The public—that nervily opinionated sector in Corey’s eyes—will be hearing also about Jordan Davis. Jordan, 17, was seated in the back seat of an SUV listening to music with three friends, all teens, "all well-raised," according to a report, when Michael David Dunn, a 46-year-old, 300- pound white man parked next to them, rolled down the window of his car and told the boys to turn down the music, starting an exchange of words that he ended by firing ten rounds into the boys’ SUV, two of which struck Jordan and resulted in his bleeding to death. Dunn, who fled the scene of the crime without ever reporting the incident to anyone, which might have saved Jordan’s life, is pleading self-defense!

Sometimes, words speak louder than actions. Lawmakers and jurors should heed them. Jordan Davis’s mother had the remarkable grace to say, "We are not looking at it as [a] hate crime because that's not going to honor Jordan." Marissa Alexander’s daughter, Havelin, at 11, questioned "how my mom could be beaten, but she's the one arrested." Trayvon Martin’s father counseled those gathered at a post-verdict vigil, "Senseless violence is a disease and we as a people have the cure, we just need to come together."

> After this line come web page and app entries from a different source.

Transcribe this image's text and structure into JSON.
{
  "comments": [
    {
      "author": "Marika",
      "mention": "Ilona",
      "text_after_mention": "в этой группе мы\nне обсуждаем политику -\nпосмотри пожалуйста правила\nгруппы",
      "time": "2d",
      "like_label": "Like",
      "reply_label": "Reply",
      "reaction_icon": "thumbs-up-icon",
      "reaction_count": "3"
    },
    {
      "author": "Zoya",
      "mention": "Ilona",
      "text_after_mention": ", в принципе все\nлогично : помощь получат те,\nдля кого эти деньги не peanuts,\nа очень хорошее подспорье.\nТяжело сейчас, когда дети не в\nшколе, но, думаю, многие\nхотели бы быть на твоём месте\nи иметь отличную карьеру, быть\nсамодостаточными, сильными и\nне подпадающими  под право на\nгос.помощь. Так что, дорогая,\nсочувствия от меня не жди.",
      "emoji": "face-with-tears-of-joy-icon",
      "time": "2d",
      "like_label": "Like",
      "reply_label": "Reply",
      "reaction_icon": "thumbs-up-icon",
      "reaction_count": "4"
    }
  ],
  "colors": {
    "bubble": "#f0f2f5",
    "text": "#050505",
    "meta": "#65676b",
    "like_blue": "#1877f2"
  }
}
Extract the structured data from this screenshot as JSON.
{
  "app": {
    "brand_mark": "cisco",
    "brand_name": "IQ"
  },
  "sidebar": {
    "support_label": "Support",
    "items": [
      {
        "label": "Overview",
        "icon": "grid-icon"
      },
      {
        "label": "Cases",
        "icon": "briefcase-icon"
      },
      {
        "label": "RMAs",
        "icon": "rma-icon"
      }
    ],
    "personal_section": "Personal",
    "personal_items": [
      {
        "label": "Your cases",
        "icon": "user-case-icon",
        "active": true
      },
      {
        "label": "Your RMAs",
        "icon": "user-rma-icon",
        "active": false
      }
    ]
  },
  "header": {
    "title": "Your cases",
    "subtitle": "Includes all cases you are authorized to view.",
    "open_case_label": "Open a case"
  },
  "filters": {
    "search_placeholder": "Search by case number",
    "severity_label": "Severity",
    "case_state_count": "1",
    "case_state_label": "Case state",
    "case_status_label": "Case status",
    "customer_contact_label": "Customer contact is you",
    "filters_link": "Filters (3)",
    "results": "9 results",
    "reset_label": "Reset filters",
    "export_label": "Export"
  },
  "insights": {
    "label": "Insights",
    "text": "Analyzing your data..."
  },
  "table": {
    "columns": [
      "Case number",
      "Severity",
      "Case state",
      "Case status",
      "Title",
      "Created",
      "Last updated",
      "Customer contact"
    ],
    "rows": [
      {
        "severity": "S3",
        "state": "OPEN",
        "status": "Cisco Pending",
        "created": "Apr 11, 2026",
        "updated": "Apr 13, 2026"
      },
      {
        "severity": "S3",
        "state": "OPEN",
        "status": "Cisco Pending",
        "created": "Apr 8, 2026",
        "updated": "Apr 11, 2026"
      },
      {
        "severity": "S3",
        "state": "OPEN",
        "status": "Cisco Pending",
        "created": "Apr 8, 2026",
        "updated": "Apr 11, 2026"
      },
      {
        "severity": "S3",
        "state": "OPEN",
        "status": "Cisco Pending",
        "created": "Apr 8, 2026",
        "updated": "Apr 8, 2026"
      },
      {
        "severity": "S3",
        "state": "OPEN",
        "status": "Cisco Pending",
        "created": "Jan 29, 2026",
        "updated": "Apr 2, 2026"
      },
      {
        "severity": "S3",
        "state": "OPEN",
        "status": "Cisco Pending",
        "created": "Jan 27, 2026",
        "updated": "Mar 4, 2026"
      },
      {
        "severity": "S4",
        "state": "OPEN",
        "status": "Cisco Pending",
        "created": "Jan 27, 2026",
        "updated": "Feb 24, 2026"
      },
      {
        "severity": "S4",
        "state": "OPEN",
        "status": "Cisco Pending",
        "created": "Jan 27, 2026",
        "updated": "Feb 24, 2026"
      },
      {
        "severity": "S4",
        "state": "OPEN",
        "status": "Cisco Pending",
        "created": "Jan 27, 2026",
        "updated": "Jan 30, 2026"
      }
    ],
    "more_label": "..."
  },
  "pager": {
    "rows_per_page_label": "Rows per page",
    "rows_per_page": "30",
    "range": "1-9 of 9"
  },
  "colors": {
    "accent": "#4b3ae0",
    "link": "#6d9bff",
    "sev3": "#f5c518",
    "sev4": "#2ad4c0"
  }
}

Compare those words with Michael Dunn’s 20-year-old daughter, Rebecca’s, "He just reacted." Marissa Alexander’s husband’s statements in a deposition, in which he admitted, "I got five baby mammas, and I put my hands on every last one of them except for one." [That’s] "the way I was with women… they had to walk on eggshells around me." Two of them "got hit in the mouth" because they "just wouldn’t shut up." George Zimmerman’s father’s warning in an e-book he wrote and released on Amazon, that "every American should be aware of … wholly unethical opportunists, including those in government, the legal profession, and the media"—it’s that damned irksome media again!—[who] "routinely utilize race to incite and agitate hatred and divisiveness for their own rewards."

So who, and what’s, ultimately being tried in these Florida court cases? Flagrantly, blatantly, egregiously on trial was the defenseless Trayvon Martin, and not the stalking vigilante whose predisposition to seeing a black youth as "trouble" and whose over-eagerness to take the law into his own hands triggered the entirely avoidable tragedy. Moreover, since Trayvon Martin was, even in absentia, put on trial, wasn’t he, even in death, entitled to the primary stand-your-ground claim of self-defense?

On trial was civil law: man-made, consequently manhandledand common law: the confluence of the wisdom of centuries of jurisprudential precedents arrogantly shunted aside by largely negligible lawmakers who think they know better. Inescapably on trial was the Second Amendment ("the right to bear arms" notably emanating from English common law) and "Stand Your Ground" law (a perversion of our Founding Founders’ intentions and the common law). Still to be reckoned with: the NRA; the presumable behind-the-scenes shenanigans unsurprising to Florida; and Florida law.